= EXERCISE REQUIREMENTS =
Every line of the data below should be retyped exactly.
SOURCE INFORMATION below:
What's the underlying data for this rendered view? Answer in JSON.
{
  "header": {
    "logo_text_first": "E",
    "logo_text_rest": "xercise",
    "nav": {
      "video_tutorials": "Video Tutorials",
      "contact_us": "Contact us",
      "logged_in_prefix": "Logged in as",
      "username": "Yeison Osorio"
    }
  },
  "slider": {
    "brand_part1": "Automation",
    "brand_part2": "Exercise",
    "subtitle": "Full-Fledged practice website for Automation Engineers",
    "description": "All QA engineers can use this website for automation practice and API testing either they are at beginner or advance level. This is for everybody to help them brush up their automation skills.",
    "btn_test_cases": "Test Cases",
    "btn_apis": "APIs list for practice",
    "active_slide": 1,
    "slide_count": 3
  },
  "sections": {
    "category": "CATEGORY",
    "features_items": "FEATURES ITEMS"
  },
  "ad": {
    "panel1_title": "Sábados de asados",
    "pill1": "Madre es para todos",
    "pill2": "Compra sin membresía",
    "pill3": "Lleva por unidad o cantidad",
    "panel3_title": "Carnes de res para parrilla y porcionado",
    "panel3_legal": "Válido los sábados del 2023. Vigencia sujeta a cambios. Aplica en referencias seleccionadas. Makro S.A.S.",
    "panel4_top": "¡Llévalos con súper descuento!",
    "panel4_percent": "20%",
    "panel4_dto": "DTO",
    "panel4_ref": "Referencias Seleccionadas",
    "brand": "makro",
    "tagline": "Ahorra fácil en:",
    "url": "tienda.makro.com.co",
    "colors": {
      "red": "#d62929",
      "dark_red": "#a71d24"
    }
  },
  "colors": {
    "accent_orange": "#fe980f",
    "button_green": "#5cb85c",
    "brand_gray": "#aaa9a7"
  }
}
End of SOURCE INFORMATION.
= TASK ANSWER =
What's the underlying data for this rendered view? Answer in JSON.
{
  "header": {
    "logo_text_first": "E",
    "logo_text_rest": "xercise",
    "nav": {
      "video_tutorials": "Video Tutorials",
      "contact_us": "Contact us",
      "logged_in_prefix": "Logged in as",
      "username": "Yeison Osorio"
    }
  },
  "slider": {
    "brand_part1": "Automation",
    "brand_part2": "Exercise",
    "subtitle": "Full-Fledged practice website for Automation Engineers",
    "description": "All QA engineers can use this website for automation practice and API testing either they are at beginner or advance level. This is for everybody to help them brush up their automation skills.",
    "btn_test_cases": "Test Cases",
    "btn_apis": "APIs list for practice",
    "active_slide": 1,
    "slide_count": 3
  },
  "sections": {
    "category": "CATEGORY",
    "features_items": "FEATURES ITEMS"
  },
  "ad": {
    "panel1_title": "Sábados de asados",
    "pill1": "Madre es para todos",
    "pill2": "Compra sin membresía",
    "pill3": "Lleva por unidad o cantidad",
    "panel3_title": "Carnes de res para parrilla y porcionado",
    "panel3_legal": "Válido los sábados del 2023. Vigencia sujeta a cambios. Aplica en referencias seleccionadas. Makro S.A.S.",
    "panel4_top": "¡Llévalos con súper descuento!",
    "panel4_percent": "20%",
    "panel4_dto": "DTO",
    "panel4_ref": "Referencias Seleccionadas",
    "brand": "makro",
    "tagline": "Ahorra fácil en:",
    "url": "tienda.makro.com.co",
    "colors": {
      "red": "#d62929",
      "dark_red": "#a71d24"
    }
  },
  "colors": {
    "accent_orange": "#fe980f",
    "button_green": "#5cb85c",
    "brand_gray": "#aaa9a7"
  }
}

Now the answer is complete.